**Work order**. Without omitting anything, copy the data exactly.

Extracted data: Begin

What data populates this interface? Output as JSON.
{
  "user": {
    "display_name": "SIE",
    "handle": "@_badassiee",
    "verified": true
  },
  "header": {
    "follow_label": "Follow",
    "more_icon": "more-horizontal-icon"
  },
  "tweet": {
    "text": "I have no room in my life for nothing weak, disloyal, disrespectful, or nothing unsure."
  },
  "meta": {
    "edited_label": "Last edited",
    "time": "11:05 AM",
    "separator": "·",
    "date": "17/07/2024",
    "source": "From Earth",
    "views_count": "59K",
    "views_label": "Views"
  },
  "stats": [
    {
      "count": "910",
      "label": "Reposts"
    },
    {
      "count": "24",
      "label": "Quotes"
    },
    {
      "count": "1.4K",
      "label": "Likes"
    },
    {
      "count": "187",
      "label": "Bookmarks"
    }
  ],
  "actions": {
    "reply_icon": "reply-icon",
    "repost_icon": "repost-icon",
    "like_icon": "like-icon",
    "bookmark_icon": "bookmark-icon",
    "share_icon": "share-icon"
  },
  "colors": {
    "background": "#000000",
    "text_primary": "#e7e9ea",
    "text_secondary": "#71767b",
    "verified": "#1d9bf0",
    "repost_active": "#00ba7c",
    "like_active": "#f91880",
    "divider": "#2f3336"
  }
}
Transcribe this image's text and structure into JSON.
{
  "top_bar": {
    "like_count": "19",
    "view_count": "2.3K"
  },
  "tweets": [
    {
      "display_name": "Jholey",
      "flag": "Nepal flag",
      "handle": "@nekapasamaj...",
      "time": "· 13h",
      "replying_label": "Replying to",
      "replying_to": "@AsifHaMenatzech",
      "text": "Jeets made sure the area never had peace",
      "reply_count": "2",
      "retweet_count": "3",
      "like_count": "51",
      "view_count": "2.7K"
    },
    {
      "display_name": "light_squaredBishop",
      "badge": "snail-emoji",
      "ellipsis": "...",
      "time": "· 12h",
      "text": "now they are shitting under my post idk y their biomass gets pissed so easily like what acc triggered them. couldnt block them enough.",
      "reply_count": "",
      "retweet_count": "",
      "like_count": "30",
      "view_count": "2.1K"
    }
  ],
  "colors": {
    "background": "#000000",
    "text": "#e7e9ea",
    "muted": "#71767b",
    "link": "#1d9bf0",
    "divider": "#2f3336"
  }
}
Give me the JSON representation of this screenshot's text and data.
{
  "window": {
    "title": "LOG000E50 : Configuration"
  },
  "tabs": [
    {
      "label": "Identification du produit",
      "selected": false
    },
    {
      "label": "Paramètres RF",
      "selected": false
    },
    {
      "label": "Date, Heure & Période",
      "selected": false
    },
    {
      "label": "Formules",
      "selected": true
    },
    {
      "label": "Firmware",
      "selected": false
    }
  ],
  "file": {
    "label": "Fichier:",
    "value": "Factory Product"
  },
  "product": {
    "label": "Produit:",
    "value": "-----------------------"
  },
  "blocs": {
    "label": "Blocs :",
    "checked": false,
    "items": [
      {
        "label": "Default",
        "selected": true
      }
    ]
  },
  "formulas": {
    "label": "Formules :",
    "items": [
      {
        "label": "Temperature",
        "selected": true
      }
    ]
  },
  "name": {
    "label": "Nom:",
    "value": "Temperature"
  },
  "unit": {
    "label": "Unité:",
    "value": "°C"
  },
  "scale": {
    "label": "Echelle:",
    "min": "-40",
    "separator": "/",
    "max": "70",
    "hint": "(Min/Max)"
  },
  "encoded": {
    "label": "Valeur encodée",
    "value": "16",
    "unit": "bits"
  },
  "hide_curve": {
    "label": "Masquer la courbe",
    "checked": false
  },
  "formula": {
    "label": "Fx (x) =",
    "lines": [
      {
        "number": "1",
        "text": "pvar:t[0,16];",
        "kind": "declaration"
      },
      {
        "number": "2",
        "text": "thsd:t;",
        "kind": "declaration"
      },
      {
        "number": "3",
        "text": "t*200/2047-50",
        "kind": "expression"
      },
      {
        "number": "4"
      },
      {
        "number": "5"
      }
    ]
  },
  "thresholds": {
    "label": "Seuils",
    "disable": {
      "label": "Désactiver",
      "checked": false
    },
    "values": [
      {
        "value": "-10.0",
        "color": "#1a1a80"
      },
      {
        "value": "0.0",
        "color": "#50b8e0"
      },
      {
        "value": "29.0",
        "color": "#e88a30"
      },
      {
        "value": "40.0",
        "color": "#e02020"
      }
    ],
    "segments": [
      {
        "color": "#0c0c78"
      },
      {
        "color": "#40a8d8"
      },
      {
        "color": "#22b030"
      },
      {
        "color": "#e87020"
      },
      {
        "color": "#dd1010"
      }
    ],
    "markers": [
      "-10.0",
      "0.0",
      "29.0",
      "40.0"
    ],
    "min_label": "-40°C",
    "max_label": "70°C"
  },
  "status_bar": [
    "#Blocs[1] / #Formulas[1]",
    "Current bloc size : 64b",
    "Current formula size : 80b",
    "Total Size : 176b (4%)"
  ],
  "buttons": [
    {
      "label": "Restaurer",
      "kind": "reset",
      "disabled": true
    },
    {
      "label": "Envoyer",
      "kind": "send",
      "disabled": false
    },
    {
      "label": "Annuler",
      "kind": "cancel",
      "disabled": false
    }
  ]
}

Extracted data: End

**Solution for this exercise**.
What data populates this interface? Output as JSON.
{
  "user": {
    "display_name": "SIE",
    "handle": "@_badassiee",
    "verified": true
  },
  "header": {
    "follow_label": "Follow",
    "more_icon": "more-horizontal-icon"
  },
  "tweet": {
    "text": "I have no room in my life for nothing weak, disloyal, disrespectful, or nothing unsure."
  },
  "meta": {
    "edited_label": "Last edited",
    "time": "11:05 AM",
    "separator": "·",
    "date": "17/07/2024",
    "source": "From Earth",
    "views_count": "59K",
    "views_label": "Views"
  },
  "stats": [
    {
      "count": "910",
      "label": "Reposts"
    },
    {
      "count": "24",
      "label": "Quotes"
    },
    {
      "count": "1.4K",
      "label": "Likes"
    },
    {
      "count": "187",
      "label": "Bookmarks"
    }
  ],
  "actions": {
    "reply_icon": "reply-icon",
    "repost_icon": "repost-icon",
    "like_icon": "like-icon",
    "bookmark_icon": "bookmark-icon",
    "share_icon": "share-icon"
  },
  "colors": {
    "background": "#000000",
    "text_primary": "#e7e9ea",
    "text_secondary": "#71767b",
    "verified": "#1d9bf0",
    "repost_active": "#00ba7c",
    "like_active": "#f91880",
    "divider": "#2f3336"
  }
}
Transcribe this image's text and structure into JSON.
{
  "top_bar": {
    "like_count": "19",
    "view_count": "2.3K"
  },
  "tweets": [
    {
      "display_name": "Jholey",
      "flag": "Nepal flag",
      "handle": "@nekapasamaj...",
      "time": "· 13h",
      "replying_label": "Replying to",
      "replying_to": "@AsifHaMenatzech",
      "text": "Jeets made sure the area never had peace",
      "reply_count": "2",
      "retweet_count": "3",
      "like_count": "51",
      "view_count": "2.7K"
    },
    {
      "display_name": "light_squaredBishop",
      "badge": "snail-emoji",
      "ellipsis": "...",
      "time": "· 12h",
      "text": "now they are shitting under my post idk y their biomass gets pissed so easily like what acc triggered them. couldnt block them enough.",
      "reply_count": "",
      "retweet_count": "",
      "like_count": "30",
      "view_count": "2.1K"
    }
  ],
  "colors": {
    "background": "#000000",
    "text": "#e7e9ea",
    "muted": "#71767b",
    "link": "#1d9bf0",
    "divider": "#2f3336"
  }
}
Give me the JSON representation of this screenshot's text and data.
{
  "window": {
    "title": "LOG000E50 : Configuration"
  },
  "tabs": [
    {
      "label": "Identification du produit",
      "selected": false
    },
    {
      "label": "Paramètres RF",
      "selected": false
    },
    {
      "label": "Date, Heure & Période",
      "selected": false
    },
    {
      "label": "Formules",
      "selected": true
    },
    {
      "label": "Firmware",
      "selected": false
    }
  ],
  "file": {
    "label": "Fichier:",
    "value": "Factory Product"
  },
  "product": {
    "label": "Produit:",
    "value": "-----------------------"
  },
  "blocs": {
    "label": "Blocs :",
    "checked": false,
    "items": [
      {
        "label": "Default",
        "selected": true
      }
    ]
  },
  "formulas": {
    "label": "Formules :",
    "items": [
      {
        "label": "Temperature",
        "selected": true
      }
    ]
  },
  "name": {
    "label": "Nom:",
    "value": "Temperature"
  },
  "unit": {
    "label": "Unité:",
    "value": "°C"
  },
  "scale": {
    "label": "Echelle:",
    "min": "-40",
    "separator": "/",
    "max": "70",
    "hint": "(Min/Max)"
  },
  "encoded": {
    "label": "Valeur encodée",
    "value": "16",
    "unit": "bits"
  },
  "hide_curve": {
    "label": "Masquer la courbe",
    "checked": false
  },
  "formula": {
    "label": "Fx (x) =",
    "lines": [
      {
        "number": "1",
        "text": "pvar:t[0,16];",
        "kind": "declaration"
      },
      {
        "number": "2",
        "text": "thsd:t;",
        "kind": "declaration"
      },
      {
        "number": "3",
        "text": "t*200/2047-50",
        "kind": "expression"
      },
      {
        "number": "4"
      },
      {
        "number": "5"
      }
    ]
  },
  "thresholds": {
    "label": "Seuils",
    "disable": {
      "label": "Désactiver",
      "checked": false
    },
    "values": [
      {
        "value": "-10.0",
        "color": "#1a1a80"
      },
      {
        "value": "0.0",
        "color": "#50b8e0"
      },
      {
        "value": "29.0",
        "color": "#e88a30"
      },
      {
        "value": "40.0",
        "color": "#e02020"
      }
    ],
    "segments": [
      {
        "color": "#0c0c78"
      },
      {
        "color": "#40a8d8"
      },
      {
        "color": "#22b030"
      },
      {
        "color": "#e87020"
      },
      {
        "color": "#dd1010"
      }
    ],
    "markers": [
      "-10.0",
      "0.0",
      "29.0",
      "40.0"
    ],
    "min_label": "-40°C",
    "max_label": "70°C"
  },
  "status_bar": [
    "#Blocs[1] / #Formulas[1]",
    "Current bloc size : 64b",
    "Current formula size : 80b",
    "Total Size : 176b (4%)"
  ],
  "buttons": [
    {
      "label": "Restaurer",
      "kind": "reset",
      "disabled": true
    },
    {
      "label": "Envoyer",
      "kind": "send",
      "disabled": false
    },
    {
      "label": "Annuler",
      "kind": "cancel",
      "disabled": false
    }
  ]
}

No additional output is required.